In the past few years, the continuous expansion of sequence information of archaeal genomes is opening door for the discovery of novel industrial enzymes which are expected to showcase better potential than those available from other organisms. Presently, more the 600 archaeal genomes have been sequenced; however, this number is still quite less than their actual number which might be present in nature. Comparative genomics of prokaryotes and eukaryotes may be used as a promising tool to explicate the genetic contents and their products in these exotic microorganisms. The information derived from these studies may be used to deduce the structure and gene sequence of extremophilic enzymes (thermophilic, acidophilic, alkalophilic, etc.) Further, genome mining and ancestral sequence reconstruction methods have been used as powerful tools to find novel extremophilic enzymes as per the need of the industrial processes [2]. A frequently used culture-independent method is based on the isolation, amplification and characterization of nucleic acid sequences (i.e., DNA and RNA) directly from an environment, using the metagenomics approach. Furthermore, the current progress in the chemical gene-synthesis approach has made it possible to directly synthesize a gene in vitro and express it in a host and to characterize the new gene product without the requirement of cultivating the source organism.

The uncultured microbes from the subdivision Crenarchaeota have been proposed as ammonia-oxidizers, most abundant in soil. They also make up a large proportion (around 20%) of the picoplanktonic microbes inhabiting the world’s oceans. Unculturable archaea belonging to the subdivision Euryarchaeota, inhabiting deep-sea marine sediments are responsible for the anaerobic oxidation of methane, a potent greenhouse gas. On the contrary, the uncultivated methanogenic Euryarchaea inhabiting terrestrial anaerobic environments have been estimated to emit ~ 10%-25% globally [1].

Archaea are potential sources of many extremozymes such as amylases, glucoamylases, xylanases, cellulases, proteases, dehydrogenases, lipases, pullulanases, esterases, and DNA polymerases. These enzymes have been reported to have applications in biofuel production, food processing, bio-mining, starch processing, desulfurization of coal, detergents formulations, food and feed, beer and paper industry, peptide synthesis, biocatalysis in organic media, cellulose processing, textiles finishing, paper bleaching, molecular biology tools, oxidation-reduction reactions, fine chemicals synthesis and pharmaceuticals [3,4]. Archaeal extremozymes have been shown to have better catalytic efficiencies under harsh reaction conditions encountered in industrial processes [4]. Besides these, archaea are also extensively used in the commercial production of biogas and in sewage treatment plants and are expected to produce metabolites for sustainable development [5]. Lab culturing difficulties and lack of efficient genetic manipulation tools for archaea impede the large-scale production of enzymes and metabolites from them.

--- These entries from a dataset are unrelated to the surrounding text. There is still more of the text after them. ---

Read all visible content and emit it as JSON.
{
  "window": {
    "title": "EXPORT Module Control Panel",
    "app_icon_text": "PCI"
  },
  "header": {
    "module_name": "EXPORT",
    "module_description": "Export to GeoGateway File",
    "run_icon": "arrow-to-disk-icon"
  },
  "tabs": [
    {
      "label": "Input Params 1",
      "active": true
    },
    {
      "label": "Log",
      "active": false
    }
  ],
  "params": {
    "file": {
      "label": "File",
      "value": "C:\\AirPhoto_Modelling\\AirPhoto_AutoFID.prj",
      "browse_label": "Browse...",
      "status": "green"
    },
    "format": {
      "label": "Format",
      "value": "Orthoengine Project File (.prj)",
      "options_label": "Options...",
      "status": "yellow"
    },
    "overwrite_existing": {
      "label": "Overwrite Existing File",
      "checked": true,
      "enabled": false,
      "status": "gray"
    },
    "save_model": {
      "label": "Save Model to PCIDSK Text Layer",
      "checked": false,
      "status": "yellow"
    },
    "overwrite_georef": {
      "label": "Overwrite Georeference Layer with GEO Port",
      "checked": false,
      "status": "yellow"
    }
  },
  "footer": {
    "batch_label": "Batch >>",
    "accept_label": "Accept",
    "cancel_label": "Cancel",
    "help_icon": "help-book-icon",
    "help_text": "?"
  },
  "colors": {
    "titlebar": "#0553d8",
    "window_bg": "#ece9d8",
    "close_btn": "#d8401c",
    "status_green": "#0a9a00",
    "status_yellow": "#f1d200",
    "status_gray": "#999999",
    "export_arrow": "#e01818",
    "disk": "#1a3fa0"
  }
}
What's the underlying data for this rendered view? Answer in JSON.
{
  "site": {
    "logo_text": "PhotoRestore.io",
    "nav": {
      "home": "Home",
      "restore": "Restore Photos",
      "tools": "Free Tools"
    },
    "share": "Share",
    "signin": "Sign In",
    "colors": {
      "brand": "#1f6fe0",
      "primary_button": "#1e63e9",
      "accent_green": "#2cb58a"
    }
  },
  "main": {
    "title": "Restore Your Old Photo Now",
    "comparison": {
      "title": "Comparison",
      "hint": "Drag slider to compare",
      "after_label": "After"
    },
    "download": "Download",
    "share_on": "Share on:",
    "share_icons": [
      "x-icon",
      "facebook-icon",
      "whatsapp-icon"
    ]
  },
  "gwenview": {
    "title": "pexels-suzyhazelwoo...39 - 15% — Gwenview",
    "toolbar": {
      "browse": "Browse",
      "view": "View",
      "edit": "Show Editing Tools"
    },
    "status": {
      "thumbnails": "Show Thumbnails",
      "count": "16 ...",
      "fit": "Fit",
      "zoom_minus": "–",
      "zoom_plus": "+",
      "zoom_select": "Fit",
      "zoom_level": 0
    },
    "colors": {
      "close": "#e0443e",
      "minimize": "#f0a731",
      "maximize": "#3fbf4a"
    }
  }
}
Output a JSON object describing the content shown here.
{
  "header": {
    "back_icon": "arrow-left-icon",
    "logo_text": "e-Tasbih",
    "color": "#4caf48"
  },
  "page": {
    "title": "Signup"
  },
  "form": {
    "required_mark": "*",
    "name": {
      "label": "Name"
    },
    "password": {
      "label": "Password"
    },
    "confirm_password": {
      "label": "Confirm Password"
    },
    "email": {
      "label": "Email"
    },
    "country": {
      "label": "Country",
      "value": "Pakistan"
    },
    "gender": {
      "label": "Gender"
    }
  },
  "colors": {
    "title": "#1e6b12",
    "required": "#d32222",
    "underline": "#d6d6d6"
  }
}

These problems can be solved up to some extent by methods such as codon optimization of the synthetic gene for cloning and overexpression in a heterologous expression system. Though many proteins cannot fold correctly in the heterologous expression systems, which are a big issue for extremozyme, especially from archaea. Recently, a model expression system Haloferax volcanii was developed and successfully used for the production of some haloarchaeal proteins [6].

In the past few years, some databases have been created to store the genetic sequence information of archaea which will give a boost to research in this domain. Designing new and more efficient bioinformatics tools will also accelerate the bioprospecting for novel proteins and metabolites from archaea. Further, the decoding of archaeal genomic sequences will shed light on their yet undiscovered metabolic potential and shall give insights into their manipulation and optimal exploitation for the preservation, maintenance and sustainability of the congenial ecosystem and healthy environment on the earth.